Devices suitable for high-speed application include active transition control, passive and active turbulent skin friction, drag reduction and active buffet control.

Devices suitable for low-speed application include those which produce oscillatory blowing in a flap gap, and synthetic and fluidic jets for controlling flow separation at the leading edge.

The successful industrialisation and application of arrays of flow-control devices onto an aircraft will be highly dependent on the ability to manufacture and install them. Recent advances in MEMS technology (MEMS: microelectromechanical systems) have provided AVERT with the first real opportunity to assess and develop manufacturing processes for large volume production of flow-control devices. Additionally, by drawing on expertise from the field of structural health monitoring, optimisation of the type and distribution of the appropriate devices will be possible, together with the development of advanced means to control them such as open and closed loop systems.
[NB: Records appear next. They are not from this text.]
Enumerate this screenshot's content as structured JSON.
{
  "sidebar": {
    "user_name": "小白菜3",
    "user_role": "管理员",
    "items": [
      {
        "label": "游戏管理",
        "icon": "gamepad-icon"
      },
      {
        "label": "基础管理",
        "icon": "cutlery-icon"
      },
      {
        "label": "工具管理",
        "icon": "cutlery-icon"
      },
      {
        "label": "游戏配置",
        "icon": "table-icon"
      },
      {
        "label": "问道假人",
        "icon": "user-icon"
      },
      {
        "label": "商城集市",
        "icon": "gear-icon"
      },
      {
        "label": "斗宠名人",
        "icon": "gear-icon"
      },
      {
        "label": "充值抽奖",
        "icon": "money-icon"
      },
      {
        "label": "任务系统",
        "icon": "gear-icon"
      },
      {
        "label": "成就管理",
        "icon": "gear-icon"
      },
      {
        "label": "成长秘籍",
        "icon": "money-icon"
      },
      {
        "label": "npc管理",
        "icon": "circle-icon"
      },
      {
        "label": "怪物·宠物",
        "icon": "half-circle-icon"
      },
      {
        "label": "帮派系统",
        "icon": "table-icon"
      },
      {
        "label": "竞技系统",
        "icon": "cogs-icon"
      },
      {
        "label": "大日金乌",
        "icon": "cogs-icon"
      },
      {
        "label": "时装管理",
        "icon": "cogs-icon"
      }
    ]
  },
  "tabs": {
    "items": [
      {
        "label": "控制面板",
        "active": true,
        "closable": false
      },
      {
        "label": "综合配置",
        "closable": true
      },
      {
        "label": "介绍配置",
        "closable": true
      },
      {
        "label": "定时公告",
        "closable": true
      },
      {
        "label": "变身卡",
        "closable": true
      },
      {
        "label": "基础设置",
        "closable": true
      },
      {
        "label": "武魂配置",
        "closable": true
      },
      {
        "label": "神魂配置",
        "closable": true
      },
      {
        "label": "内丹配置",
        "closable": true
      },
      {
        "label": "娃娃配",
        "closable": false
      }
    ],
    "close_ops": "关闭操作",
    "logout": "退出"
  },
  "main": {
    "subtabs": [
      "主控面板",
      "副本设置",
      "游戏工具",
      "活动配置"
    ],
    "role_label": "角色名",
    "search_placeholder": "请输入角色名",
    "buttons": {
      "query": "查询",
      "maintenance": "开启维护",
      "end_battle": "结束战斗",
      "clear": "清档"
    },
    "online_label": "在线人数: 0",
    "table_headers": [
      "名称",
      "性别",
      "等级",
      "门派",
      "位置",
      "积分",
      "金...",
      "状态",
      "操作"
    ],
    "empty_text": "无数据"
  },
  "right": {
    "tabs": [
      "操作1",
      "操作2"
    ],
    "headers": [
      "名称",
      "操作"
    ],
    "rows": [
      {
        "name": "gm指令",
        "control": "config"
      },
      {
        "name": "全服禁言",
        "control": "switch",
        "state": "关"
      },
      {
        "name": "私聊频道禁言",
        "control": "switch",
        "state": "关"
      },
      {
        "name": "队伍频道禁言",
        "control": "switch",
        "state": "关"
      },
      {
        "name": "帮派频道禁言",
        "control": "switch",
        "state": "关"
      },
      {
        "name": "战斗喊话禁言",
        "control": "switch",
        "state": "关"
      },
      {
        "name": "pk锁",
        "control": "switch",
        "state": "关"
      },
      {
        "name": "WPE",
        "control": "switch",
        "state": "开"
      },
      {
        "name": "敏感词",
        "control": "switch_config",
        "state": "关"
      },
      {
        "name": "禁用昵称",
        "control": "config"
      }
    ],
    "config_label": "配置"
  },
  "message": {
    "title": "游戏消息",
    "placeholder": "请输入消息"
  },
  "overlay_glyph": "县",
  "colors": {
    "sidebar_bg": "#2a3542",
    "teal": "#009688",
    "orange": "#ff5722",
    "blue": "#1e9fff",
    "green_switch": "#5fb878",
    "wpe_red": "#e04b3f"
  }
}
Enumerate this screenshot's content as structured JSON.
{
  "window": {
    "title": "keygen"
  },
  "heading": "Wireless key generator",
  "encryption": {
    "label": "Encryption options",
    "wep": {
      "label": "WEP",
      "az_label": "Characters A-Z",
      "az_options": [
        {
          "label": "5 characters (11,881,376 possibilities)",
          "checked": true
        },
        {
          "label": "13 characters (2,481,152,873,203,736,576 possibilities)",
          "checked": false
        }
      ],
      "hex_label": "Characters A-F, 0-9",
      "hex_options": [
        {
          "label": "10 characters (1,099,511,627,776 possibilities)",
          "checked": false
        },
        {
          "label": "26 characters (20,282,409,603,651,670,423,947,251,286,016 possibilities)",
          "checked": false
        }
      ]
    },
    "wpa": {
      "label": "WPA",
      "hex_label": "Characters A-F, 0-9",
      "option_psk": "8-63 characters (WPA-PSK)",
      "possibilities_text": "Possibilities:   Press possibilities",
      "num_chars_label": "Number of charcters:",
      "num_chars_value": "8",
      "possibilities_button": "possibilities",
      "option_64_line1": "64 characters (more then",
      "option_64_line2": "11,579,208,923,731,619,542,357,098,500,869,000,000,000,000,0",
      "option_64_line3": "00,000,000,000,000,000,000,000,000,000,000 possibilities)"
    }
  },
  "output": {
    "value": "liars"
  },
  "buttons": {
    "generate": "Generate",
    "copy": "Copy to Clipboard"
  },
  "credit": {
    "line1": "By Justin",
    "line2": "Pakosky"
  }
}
Part of this process will be the validation that the manufacturing processes can deliver arrays of devices in sufficient quantity, quality and durability for industrial application. The final step prior to the inclusion of any of these technologies in the product design process will be a large-scale wind tunnel validation. This will evaluate possible performance gains and provide the final and most rigorous set of performance data for industrial assessment.


The expected results are:

  • Quantitative performance of each of the high-speed flow-control technologies;
  • Identification of promising flow-control technologies for high-speed application through the use of the performance results in an industrial assessment process;
  • Specification of the devices selected for industrial validation;
  • Quantitative performance results for each of the low-speed flow-control technologies;
  • Identification of promising flow-control technologies for low-speed application through the use of the performance results in an industrial assessment process;
  • Specification of the devices selected for industrial validation;
  • Feasibility studies concerning the manufacturing processes and costs of selected devices;
  • Control laws for closed loop actuator systems;
  • Optimisation tools for signal specification and array design for devices aimed at T-S instabilities;
  • An array, or arrays, of selected devices manufactured to specifications resulting from the device development activity;
  • Testing of these devices to measure their quality, performance and durability;
  • Modification of one low-speed wind tunnel model and one high-speed wind tunnel model to incorporate selected devices;
  • Test results from wind tunnel tests of the modified models;
  • Validated performance characteristics of the selected devices.